#### Problem:
Copy every line of the records exactly, without including the images.

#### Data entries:
== Segment start ==

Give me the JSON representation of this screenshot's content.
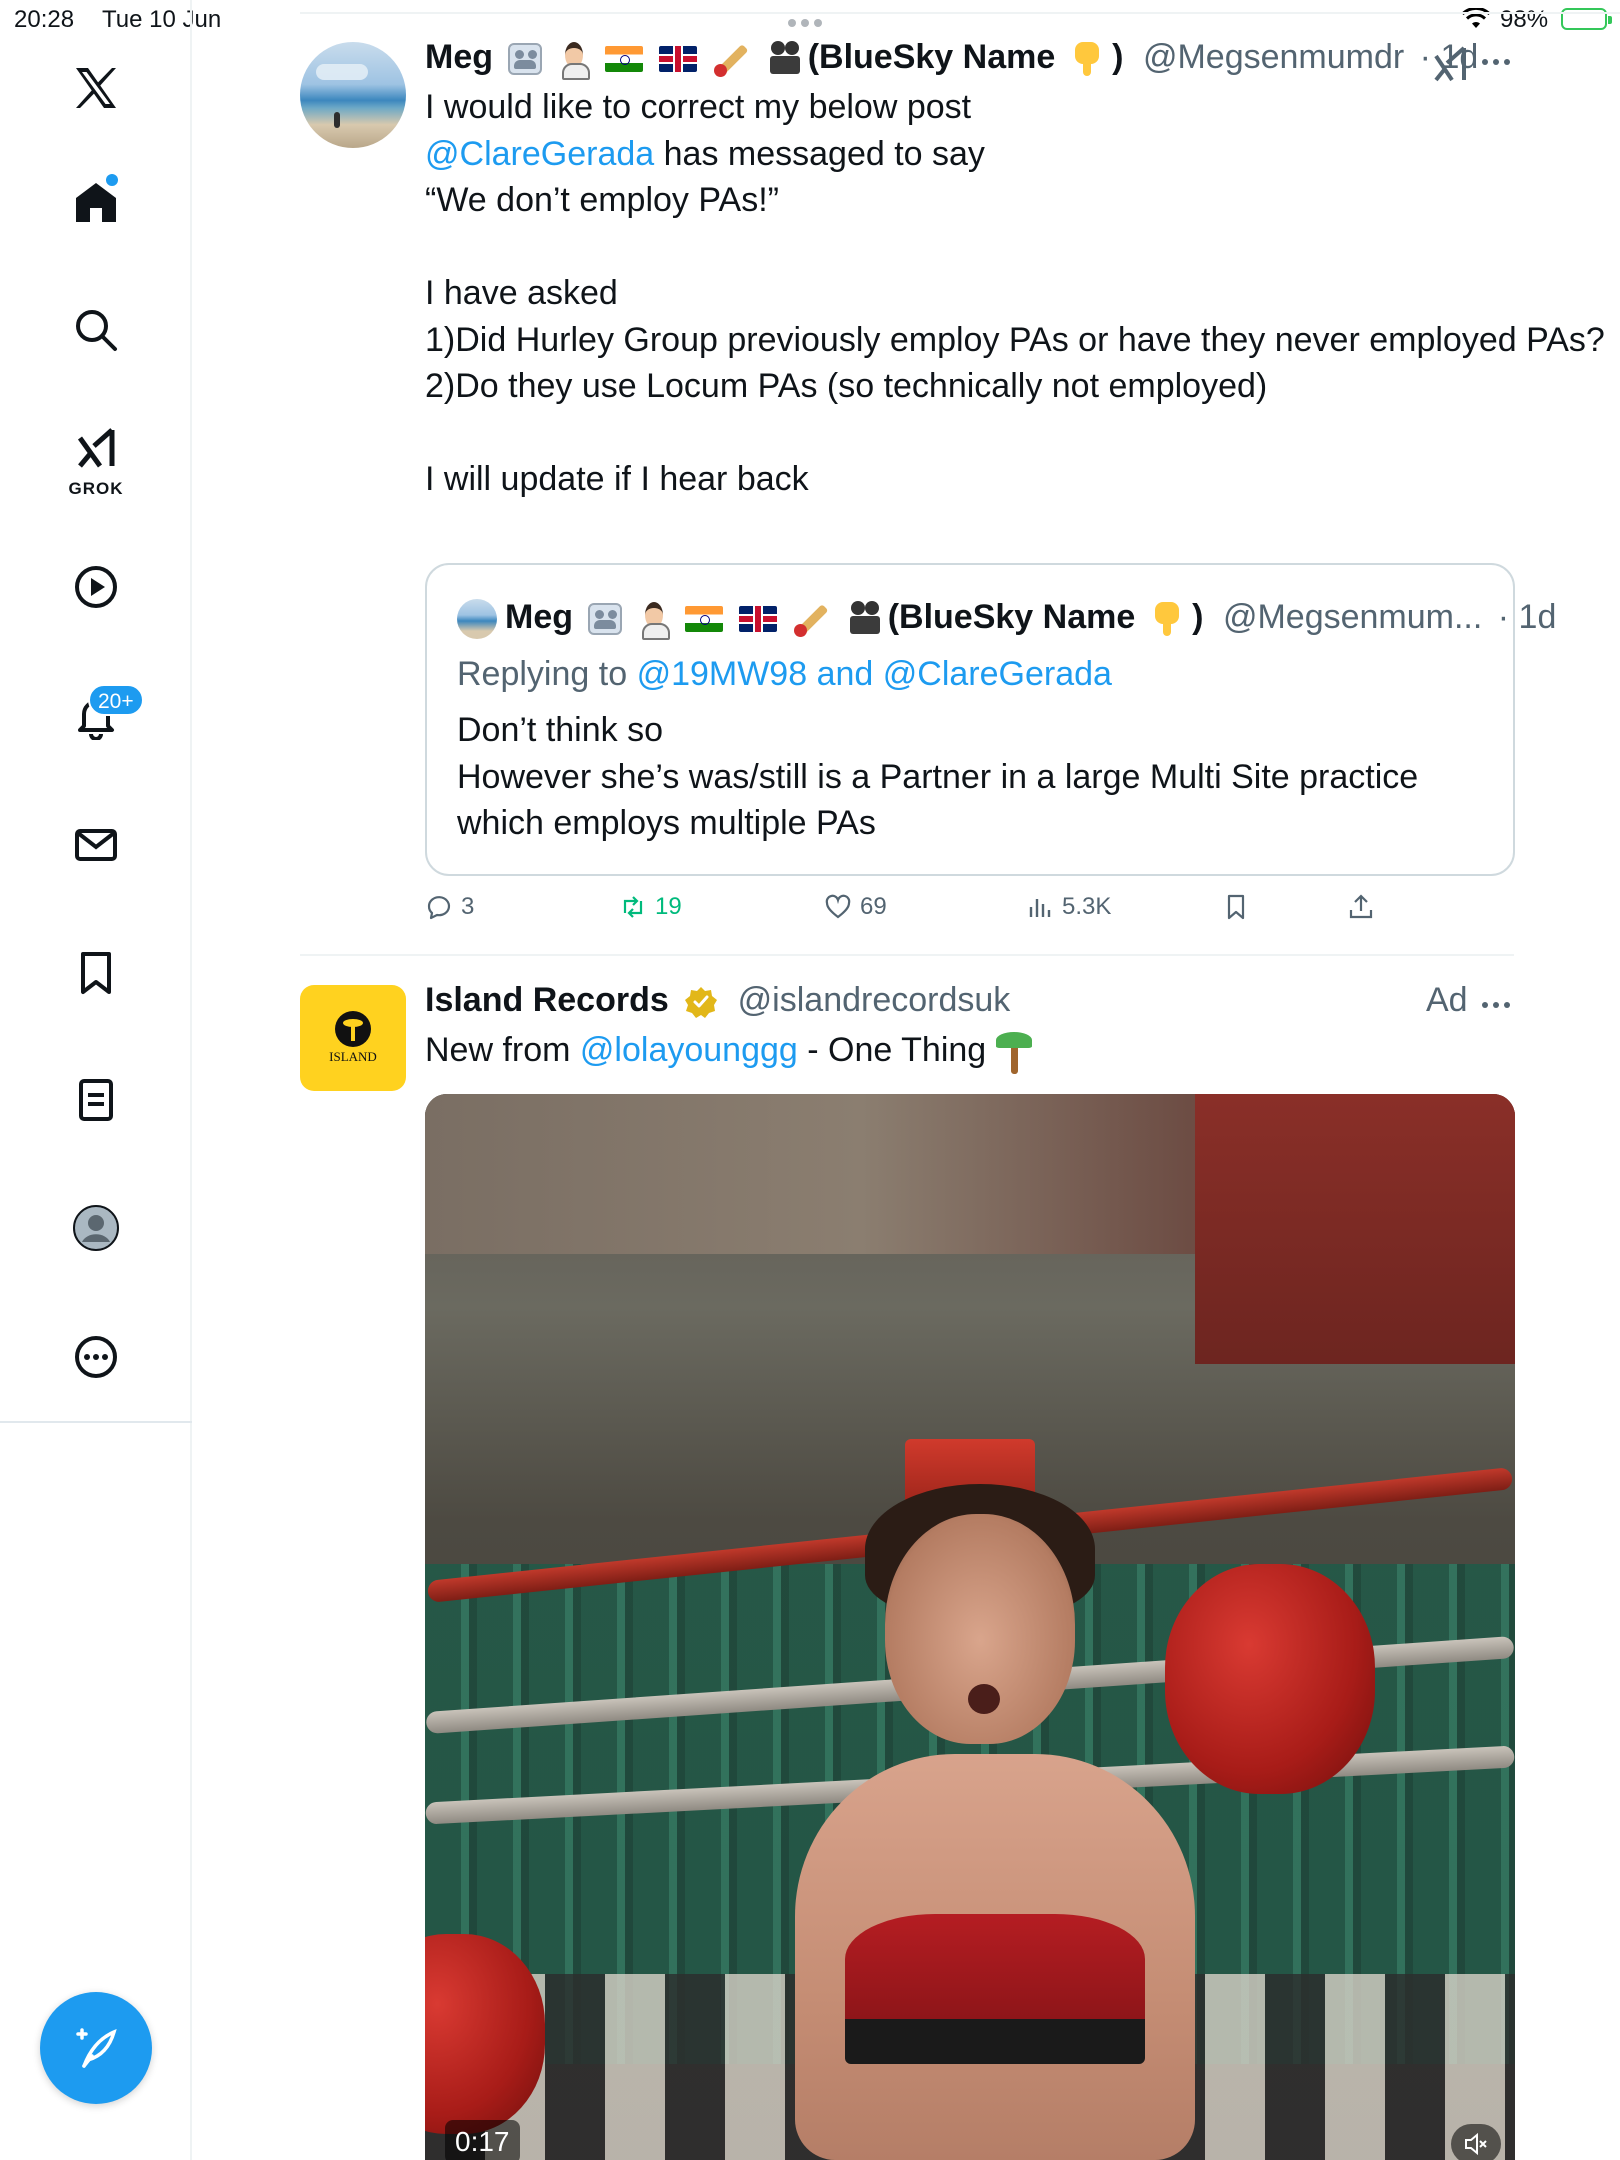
{
  "status_bar": {
    "time": "20:28",
    "date": "Tue 10 Jun",
    "battery": "98%"
  },
  "sidebar": {
    "items": [
      {
        "name": "x-logo",
        "label": ""
      },
      {
        "name": "home",
        "label": ""
      },
      {
        "name": "explore",
        "label": ""
      },
      {
        "name": "grok",
        "label": "GROK"
      },
      {
        "name": "video",
        "label": ""
      },
      {
        "name": "notifications",
        "label": ""
      },
      {
        "name": "messages",
        "label": ""
      },
      {
        "name": "bookmarks",
        "label": ""
      },
      {
        "name": "lists",
        "label": ""
      },
      {
        "name": "profile",
        "label": ""
      },
      {
        "name": "more",
        "label": ""
      }
    ],
    "notification_count": "20+",
    "grok_label": "GROK"
  },
  "tweet": {
    "author_name": "Meg",
    "author_suffix": "(BlueSky Name",
    "author_close": ")",
    "handle": "@Megsenmumdr",
    "time": "· 1d",
    "lines": [
      "I would like to correct my below post",
      "has messaged to say",
      "“We don’t employ PAs!”",
      "",
      "I have asked",
      "1)Did Hurley Group previously employ PAs or have they never employed PAs?",
      "2)Do they use Locum PAs (so technically not employed)",
      "",
      "I will update if I hear back"
    ],
    "mention": "@ClareGerada",
    "quote": {
      "author_name": "Meg",
      "author_suffix": "(BlueSky Name",
      "author_close": ")",
      "handle": "@Megsenmum...",
      "time": "· 1d",
      "replying_prefix": "Replying to",
      "replying_to": "@19MW98 and @ClareGerada",
      "lines": [
        "Don’t think so",
        "However she’s was/still is a Partner in a large Multi Site practice which employs multiple PAs"
      ]
    },
    "stats": {
      "replies": "3",
      "retweets": "19",
      "likes": "69",
      "views": "5.3K"
    }
  },
  "ad_tweet": {
    "author_name": "Island Records",
    "handle": "@islandrecordsuk",
    "ad_label": "Ad",
    "text_prefix": "New from",
    "mention": "@lolayounggg",
    "text_suffix": "- One Thing",
    "avatar_text": "ISLAND",
    "video": {
      "time": "0:17",
      "muted": true
    }
  },
  "colors": {
    "accent": "#1d9bf0",
    "retweet": "#00ba7c",
    "secondary_text": "#536471",
    "divider": "#eff3f4"
  }
}
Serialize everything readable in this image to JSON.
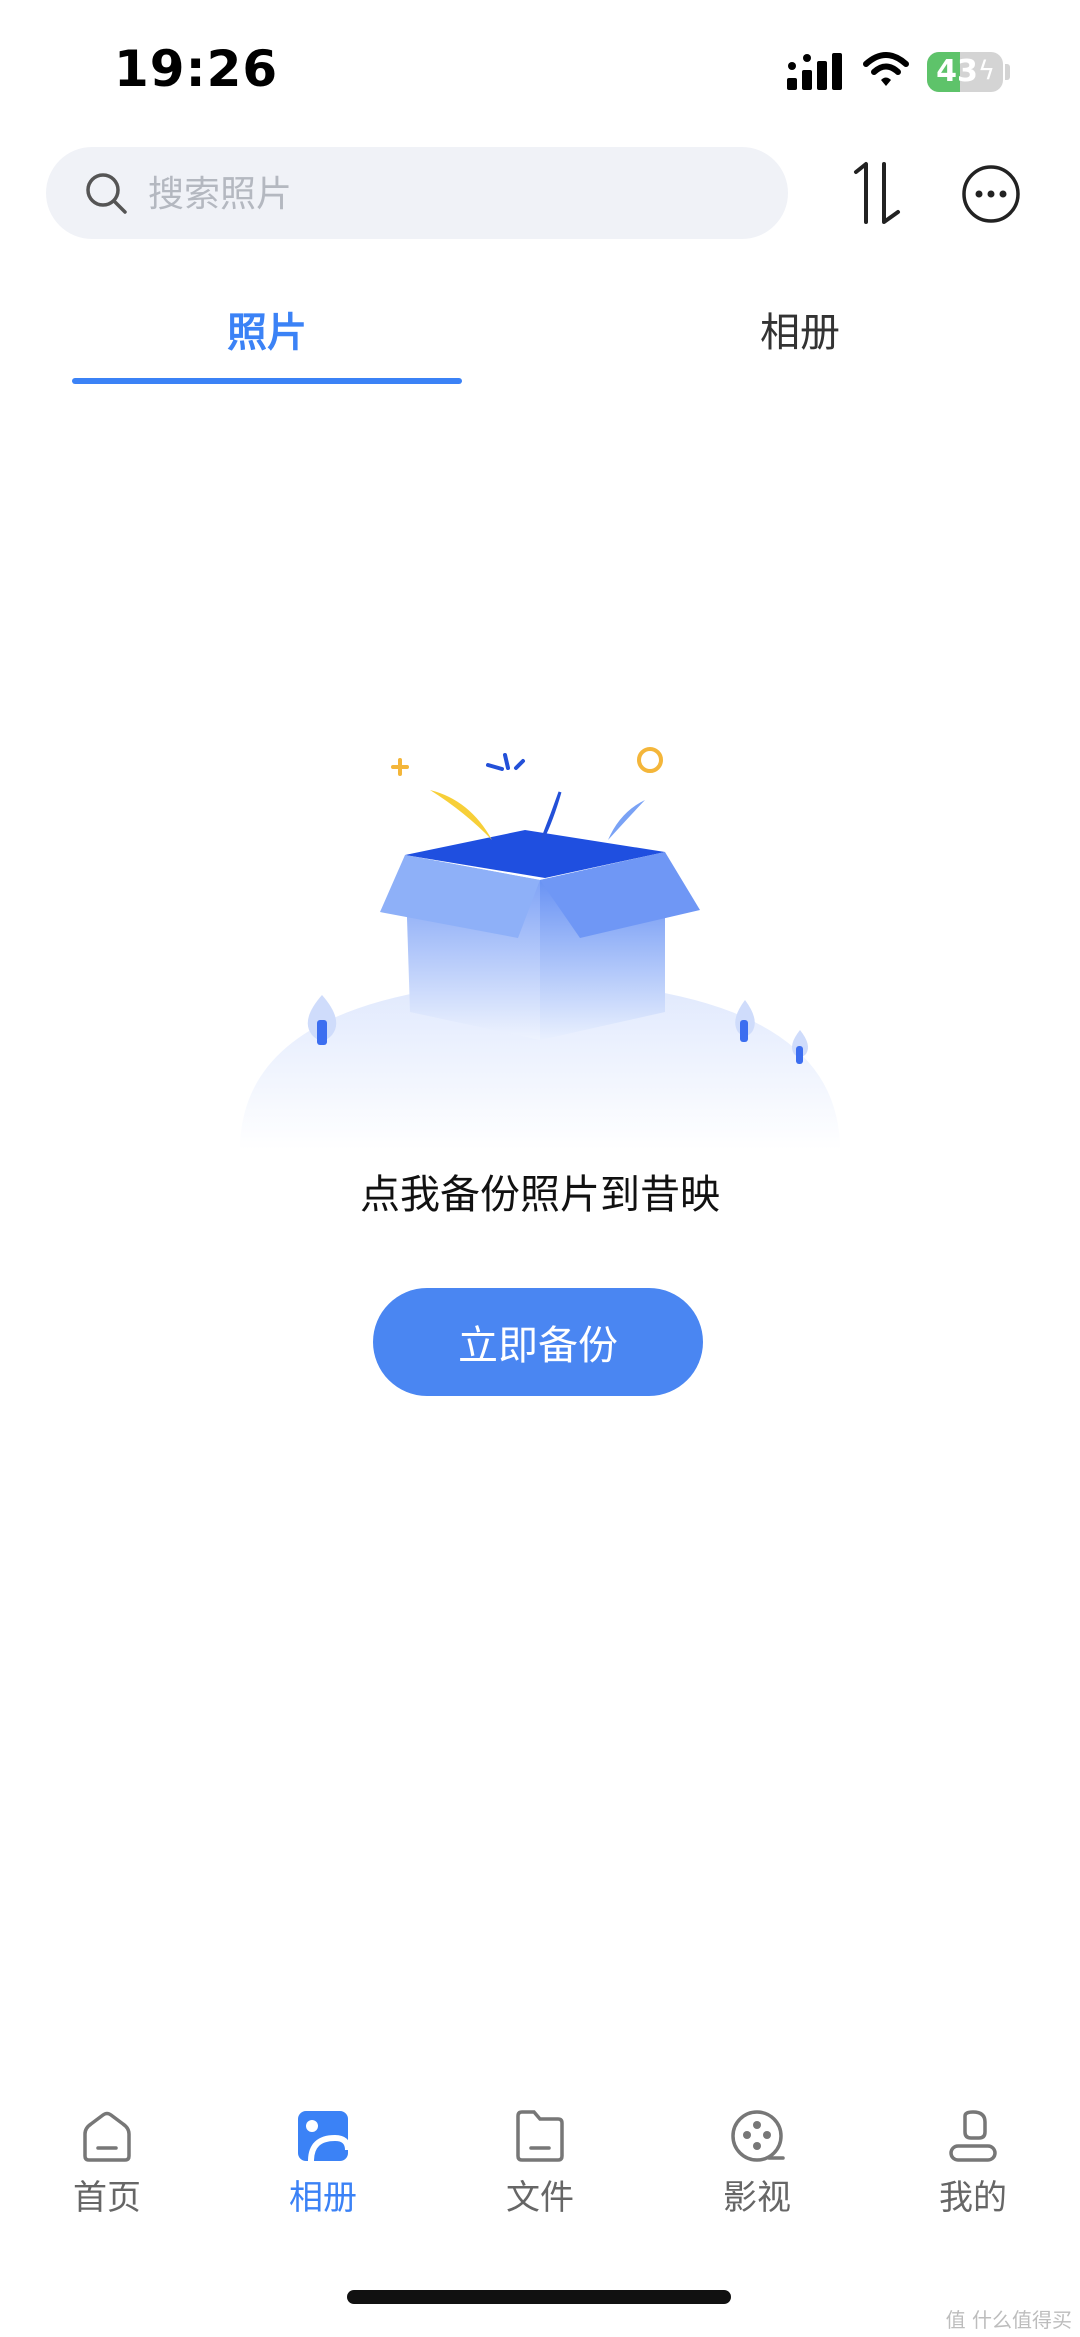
{
  "status_bar": {
    "time": "19:26",
    "battery": "43"
  },
  "search": {
    "placeholder": "搜索照片"
  },
  "tabs": [
    {
      "label": "照片",
      "active": true
    },
    {
      "label": "相册",
      "active": false
    }
  ],
  "empty_state": {
    "message": "点我备份照片到昔映",
    "button_label": "立即备份"
  },
  "bottom_nav": [
    {
      "label": "首页",
      "icon": "home-icon",
      "active": false
    },
    {
      "label": "相册",
      "icon": "album-icon",
      "active": true
    },
    {
      "label": "文件",
      "icon": "file-icon",
      "active": false
    },
    {
      "label": "影视",
      "icon": "film-reel-icon",
      "active": false
    },
    {
      "label": "我的",
      "icon": "profile-icon",
      "active": false
    }
  ],
  "watermark": "值 什么值得买",
  "colors": {
    "accent": "#3b82f6",
    "button": "#4a86f2",
    "search_bg": "#f0f2f7"
  }
}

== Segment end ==

#### Solution:
Give me the JSON representation of this screenshot's content.
{
  "status_bar": {
    "time": "20:28",
    "date": "Tue 10 Jun",
    "battery": "98%"
  },
  "sidebar": {
    "items": [
      {
        "name": "x-logo",
        "label": ""
      },
      {
        "name": "home",
        "label": ""
      },
      {
        "name": "explore",
        "label": ""
      },
      {
        "name": "grok",
        "label": "GROK"
      },
      {
        "name": "video",
        "label": ""
      },
      {
        "name": "notifications",
        "label": ""
      },
      {
        "name": "messages",
        "label": ""
      },
      {
        "name": "bookmarks",
        "label": ""
      },
      {
        "name": "lists",
        "label": ""
      },
      {
        "name": "profile",
        "label": ""
      },
      {
        "name": "more",
        "label": ""
      }
    ],
    "notification_count": "20+",
    "grok_label": "GROK"
  },
  "tweet": {
    "author_name": "Meg",
    "author_suffix": "(BlueSky Name",
    "author_close": ")",
    "handle": "@Megsenmumdr",
    "time": "· 1d",
    "lines": [
      "I would like to correct my below post",
      "has messaged to say",
      "“We don’t employ PAs!”",
      "",
      "I have asked",
      "1)Did Hurley Group previously employ PAs or have they never employed PAs?",
      "2)Do they use Locum PAs (so technically not employed)",
      "",
      "I will update if I hear back"
    ],
    "mention": "@ClareGerada",
    "quote": {
      "author_name": "Meg",
      "author_suffix": "(BlueSky Name",
      "author_close": ")",
      "handle": "@Megsenmum...",
      "time": "· 1d",
      "replying_prefix": "Replying to",
      "replying_to": "@19MW98 and @ClareGerada",
      "lines": [
        "Don’t think so",
        "However she’s was/still is a Partner in a large Multi Site practice which employs multiple PAs"
      ]
    },
    "stats": {
      "replies": "3",
      "retweets": "19",
      "likes": "69",
      "views": "5.3K"
    }
  },
  "ad_tweet": {
    "author_name": "Island Records",
    "handle": "@islandrecordsuk",
    "ad_label": "Ad",
    "text_prefix": "New from",
    "mention": "@lolayounggg",
    "text_suffix": "- One Thing",
    "avatar_text": "ISLAND",
    "video": {
      "time": "0:17",
      "muted": true
    }
  },
  "colors": {
    "accent": "#1d9bf0",
    "retweet": "#00ba7c",
    "secondary_text": "#536471",
    "divider": "#eff3f4"
  }
}
Serialize everything readable in this image to JSON.
{
  "status_bar": {
    "time": "19:26",
    "battery": "43"
  },
  "search": {
    "placeholder": "搜索照片"
  },
  "tabs": [
    {
      "label": "照片",
      "active": true
    },
    {
      "label": "相册",
      "active": false
    }
  ],
  "empty_state": {
    "message": "点我备份照片到昔映",
    "button_label": "立即备份"
  },
  "bottom_nav": [
    {
      "label": "首页",
      "icon": "home-icon",
      "active": false
    },
    {
      "label": "相册",
      "icon": "album-icon",
      "active": true
    },
    {
      "label": "文件",
      "icon": "file-icon",
      "active": false
    },
    {
      "label": "影视",
      "icon": "film-reel-icon",
      "active": false
    },
    {
      "label": "我的",
      "icon": "profile-icon",
      "active": false
    }
  ],
  "watermark": "值 什么值得买",
  "colors": {
    "accent": "#3b82f6",
    "button": "#4a86f2",
    "search_bg": "#f0f2f7"
  }
}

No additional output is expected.